Reflections on international development from Ahmed Rashid's award-winning 2008 book "Descent into Chaos: The U.S. and the Disaster in Pakistan, Afghanistan, and Central Asia." For those interested in the region, or of military intervention in the era of the 'war on terror' this is essential reading.
Proposals before 9/11:
- "We proposed using economic aid related to the reconstruction of Afghanistan as a tool to isolate the Taliban and create an alternative political infrastructure that could also become a lobby for peace inside the country. Similar thoughts were being advocated by other U.S. and European officials." (p. 55)
Priorities and consequences:
- "President Bush's embrace of Musharraf and the military, rather than of the Pakistani people and the development of state institutions and a democratic process, has created an immense hatred for the U.S. Army and America, hatred that penetrates all classes of society. Ninety percent of the $10 billion in aid that the United States has provided Pakistan with since 9/11 has gone to the military rather than to development." (p. xxxix)
- "Richard Clarke attended meetings on Iraq on September 12. He later wrote, "At first I was incredulous that we were talking about something other than getting al Qaeda. Then I realized with almost a sharp physical pain that Rumsfeld and Wolfowitz were going to try and take advantage of this national tragedy to promote their agenda about Iraq." I visited Washington several times in early 2002, sincerely believing that now the United States would do the right thing by Afghanistan and rebuild the country. I came up with suggestions for the State Department and the U.S. Agency for International Development as to how they could speed up nation building. By the early summer of 2002, when it became clear that the United States had no intentions of rebuilding Afghanistan, disillusionment set in as I saw that Iraq was the real target." (p. 64)
On aid in Afghanistan:

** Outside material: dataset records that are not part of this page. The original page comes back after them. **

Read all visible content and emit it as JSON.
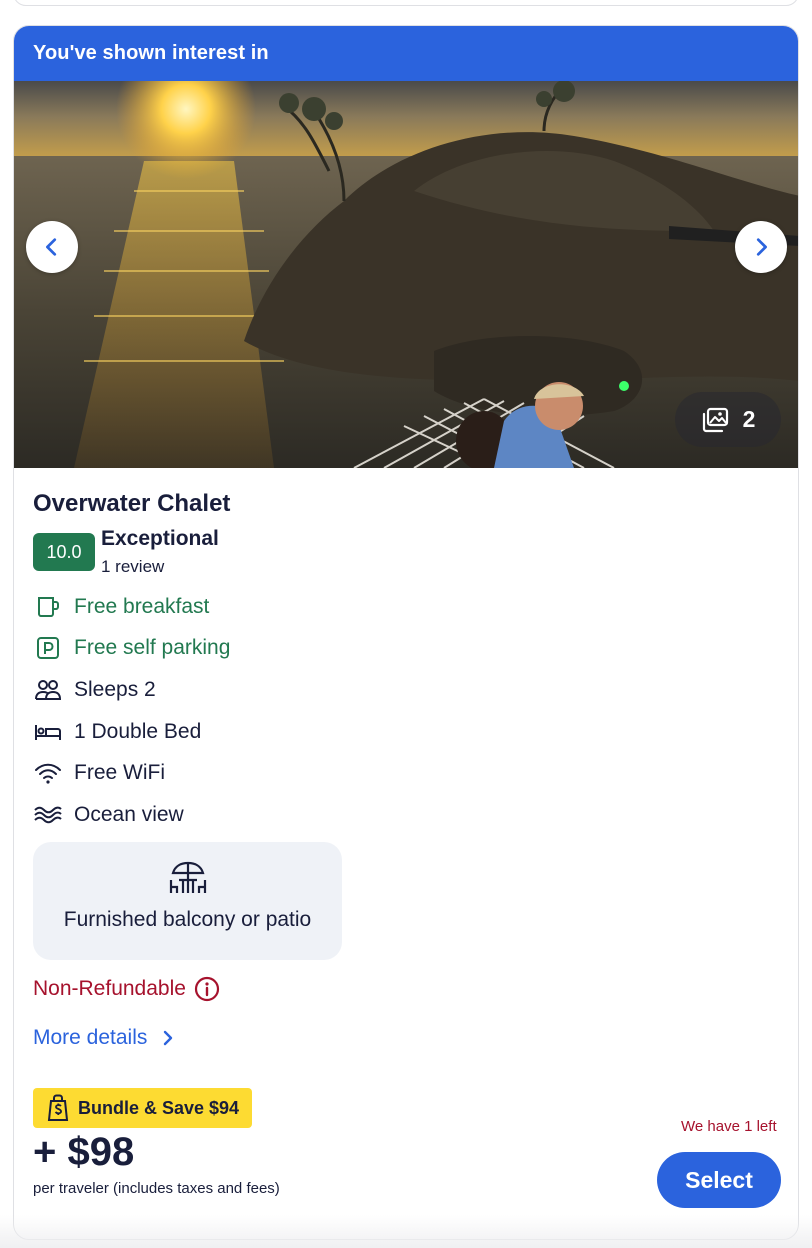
{
  "banner": {
    "text": "You've shown interest in"
  },
  "gallery": {
    "photo_count": "2",
    "prev_icon": "chevron-left-icon",
    "next_icon": "chevron-right-icon",
    "count_icon": "photo-gallery-icon"
  },
  "room": {
    "name": "Overwater Chalet",
    "rating_score": "10.0",
    "rating_word": "Exceptional",
    "review_count": "1 review"
  },
  "amenities": [
    {
      "label": "Free breakfast",
      "icon": "coffee-cup-icon",
      "highlight": true
    },
    {
      "label": "Free self parking",
      "icon": "parking-icon",
      "highlight": true
    },
    {
      "label": "Sleeps 2",
      "icon": "people-icon",
      "highlight": false
    },
    {
      "label": "1 Double Bed",
      "icon": "bed-icon",
      "highlight": false
    },
    {
      "label": "Free WiFi",
      "icon": "wifi-icon",
      "highlight": false
    },
    {
      "label": "Ocean view",
      "icon": "waves-icon",
      "highlight": false
    }
  ],
  "feature": {
    "label": "Furnished balcony or patio",
    "icon": "patio-table-icon"
  },
  "policy": {
    "label": "Non-Refundable",
    "icon": "info-icon"
  },
  "more_details": {
    "label": "More details"
  },
  "pricing": {
    "bundle_label": "Bundle & Save $94",
    "price": "+ $98",
    "price_note": "per traveler (includes taxes and fees)",
    "scarcity": "We have 1 left",
    "select_label": "Select"
  },
  "colors": {
    "brand_blue": "#2b63dd",
    "green": "#227950",
    "alert_red": "#a6122d",
    "bundle_yellow": "#fddb32",
    "text_dark": "#191e3b"
  }
}
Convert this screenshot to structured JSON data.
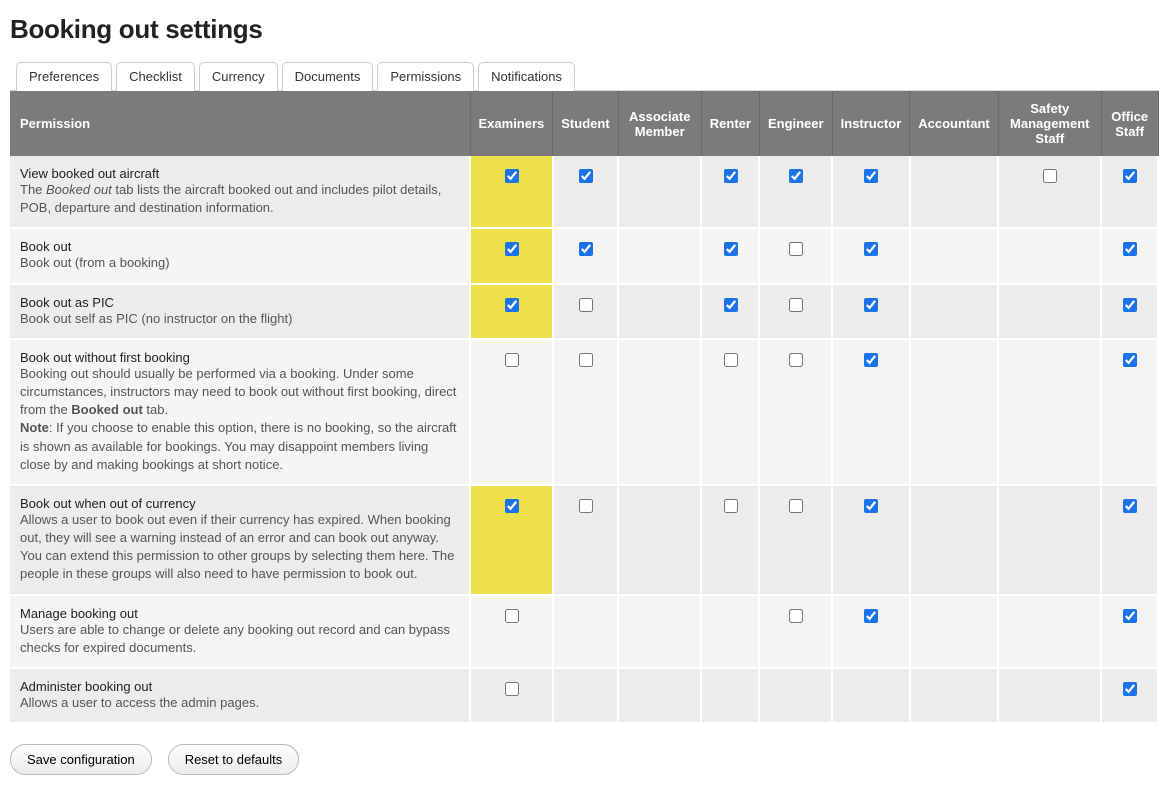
{
  "page_title": "Booking out settings",
  "tabs": [
    {
      "label": "Preferences",
      "active": false
    },
    {
      "label": "Checklist",
      "active": false
    },
    {
      "label": "Currency",
      "active": false
    },
    {
      "label": "Documents",
      "active": false
    },
    {
      "label": "Permissions",
      "active": true
    },
    {
      "label": "Notifications",
      "active": false
    }
  ],
  "columns": [
    "Permission",
    "Examiners",
    "Student",
    "Associate Member",
    "Renter",
    "Engineer",
    "Instructor",
    "Accountant",
    "Safety Management Staff",
    "Office Staff"
  ],
  "rows": [
    {
      "title": "View booked out aircraft",
      "desc_html": "The <em>Booked out</em> tab lists the aircraft booked out and includes pilot details, POB, departure and destination information.",
      "cells": [
        {
          "checked": true,
          "highlight": true
        },
        {
          "checked": true
        },
        {
          "empty": true
        },
        {
          "checked": true
        },
        {
          "checked": true
        },
        {
          "checked": true
        },
        {
          "empty": true
        },
        {
          "checked": false
        },
        {
          "checked": true
        }
      ]
    },
    {
      "title": "Book out",
      "desc_html": "Book out (from a booking)",
      "cells": [
        {
          "checked": true,
          "highlight": true
        },
        {
          "checked": true
        },
        {
          "empty": true
        },
        {
          "checked": true
        },
        {
          "checked": false
        },
        {
          "checked": true
        },
        {
          "empty": true
        },
        {
          "empty": true
        },
        {
          "checked": true
        }
      ]
    },
    {
      "title": "Book out as PIC",
      "desc_html": "Book out self as PIC (no instructor on the flight)",
      "cells": [
        {
          "checked": true,
          "highlight": true
        },
        {
          "checked": false
        },
        {
          "empty": true
        },
        {
          "checked": true
        },
        {
          "checked": false
        },
        {
          "checked": true
        },
        {
          "empty": true
        },
        {
          "empty": true
        },
        {
          "checked": true
        }
      ]
    },
    {
      "title": "Book out without first booking",
      "desc_html": "Booking out should usually be performed via a booking. Under some circumstances, instructors may need to book out without first booking, direct from the <strong>Booked out</strong> tab.<br><strong>Note</strong>: If you choose to enable this option, there is no booking, so the aircraft is shown as available for bookings. You may disappoint members living close by and making bookings at short notice.",
      "cells": [
        {
          "checked": false
        },
        {
          "checked": false
        },
        {
          "empty": true
        },
        {
          "checked": false
        },
        {
          "checked": false
        },
        {
          "checked": true
        },
        {
          "empty": true
        },
        {
          "empty": true
        },
        {
          "checked": true
        }
      ]
    },
    {
      "title": "Book out when out of currency",
      "desc_html": "Allows a user to book out even if their currency has expired. When booking out, they will see a warning instead of an error and can book out anyway. You can extend this permission to other groups by selecting them here. The people in these groups will also need to have permission to book out.",
      "cells": [
        {
          "checked": true,
          "highlight": true
        },
        {
          "checked": false
        },
        {
          "empty": true
        },
        {
          "checked": false
        },
        {
          "checked": false
        },
        {
          "checked": true
        },
        {
          "empty": true
        },
        {
          "empty": true
        },
        {
          "checked": true
        }
      ]
    },
    {
      "title": "Manage booking out",
      "desc_html": "Users are able to change or delete any booking out record and can bypass checks for expired documents.",
      "cells": [
        {
          "checked": false
        },
        {
          "empty": true
        },
        {
          "empty": true
        },
        {
          "empty": true
        },
        {
          "checked": false
        },
        {
          "checked": true
        },
        {
          "empty": true
        },
        {
          "empty": true
        },
        {
          "checked": true
        }
      ]
    },
    {
      "title": "Administer booking out",
      "desc_html": "Allows a user to access the admin pages.",
      "cells": [
        {
          "checked": false
        },
        {
          "empty": true
        },
        {
          "empty": true
        },
        {
          "empty": true
        },
        {
          "empty": true
        },
        {
          "empty": true
        },
        {
          "empty": true
        },
        {
          "empty": true
        },
        {
          "checked": true
        }
      ]
    }
  ],
  "buttons": {
    "save": "Save configuration",
    "reset": "Reset to defaults"
  }
}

- "…in many areas, USAID humanitarian food deliveries and development projects were being taken over by the joint CAI-SOF teams. Credible Afghan tribal leaders who had been identified by the Afghan government or the UN as "positive agents of change," capable of fostering stability at the community level, were bypassed in favor of the commanders and warlords preferred by the CIA. Afghan civil society was being strangled even as it emerged, and the Afghan government was made to look incompetent and powerless. Afghan policy was now in the hands of covert CIA-SOF operatives, who had vast sums at their disposal but no mandate to rebuild the country." (p. 136)

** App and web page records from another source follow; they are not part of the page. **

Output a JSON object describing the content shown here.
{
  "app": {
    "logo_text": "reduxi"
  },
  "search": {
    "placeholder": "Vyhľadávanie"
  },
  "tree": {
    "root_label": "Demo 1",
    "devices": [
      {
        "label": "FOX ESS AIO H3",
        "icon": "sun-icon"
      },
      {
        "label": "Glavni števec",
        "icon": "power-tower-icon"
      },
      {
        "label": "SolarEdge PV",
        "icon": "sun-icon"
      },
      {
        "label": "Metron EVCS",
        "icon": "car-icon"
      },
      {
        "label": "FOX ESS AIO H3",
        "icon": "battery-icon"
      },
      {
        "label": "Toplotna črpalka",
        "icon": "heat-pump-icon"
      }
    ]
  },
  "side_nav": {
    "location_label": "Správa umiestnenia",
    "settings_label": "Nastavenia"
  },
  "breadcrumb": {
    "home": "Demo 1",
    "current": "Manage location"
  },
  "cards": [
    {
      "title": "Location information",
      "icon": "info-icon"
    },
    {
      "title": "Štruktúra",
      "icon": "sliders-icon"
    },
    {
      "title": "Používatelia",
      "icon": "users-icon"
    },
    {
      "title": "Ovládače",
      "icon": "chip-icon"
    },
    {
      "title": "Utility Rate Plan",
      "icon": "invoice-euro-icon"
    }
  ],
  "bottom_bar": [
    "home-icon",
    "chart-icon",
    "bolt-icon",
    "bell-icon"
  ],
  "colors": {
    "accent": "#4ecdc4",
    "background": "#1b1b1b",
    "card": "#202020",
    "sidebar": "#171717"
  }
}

- "Several USAID officials were to resign disillusioned with their organization, disgusted at U.S. policy, and frustrated at their failure to be effective. USAID was eventually to get swept into the State Department and lose what little independence it once had. In keeping with prevailing views in the Republican Party, USAID became a source of funds for Christian fundamentalist NGOs active in the Muslim world – giving them $57 million between 2001 and 2005 out of a total of $390 million distributed to all NGOs." (p. 176)
- "U.S. consultancies and construction firms, rather than local NGOs, won the contracts to implement projects. Louis Berger alone won contracts to build ninety-six new clinics and schools in time for the Afghan elections, but a year later, at the end of 2005, only nine clinics and two schools had been completed. Designs for school buildings drawn up in California did not take into account excessive snowfall in Afghanistan, which buckled roofs. Some roofs were designed with so much steel that they could be put in place only with cranes, which were unavailable. A report by the U.S. Government Accountability Office published in 2005 stated that the projects were having little impact on reconstructing the country." (p. 190-191).
- "Farmers were paid cash for eradicating their crop [opium] at the rate of $1,250 to $1,500 per hectare. MI6 and British commandos handed over cash to governors and police chiefs in the provinces to pay off the farmers. The program, which cost more than $80 million, was mired in massive corruption, as Afghan officials distributed the money to their tribes or clans, who took the cash but failed to eradicate the crop. Other farmers used the money to increase cultivation, while thousands of other who did eradicate their crop received nothing. A huge piece of the money ended up in the war chests of the warlords." (p. 321)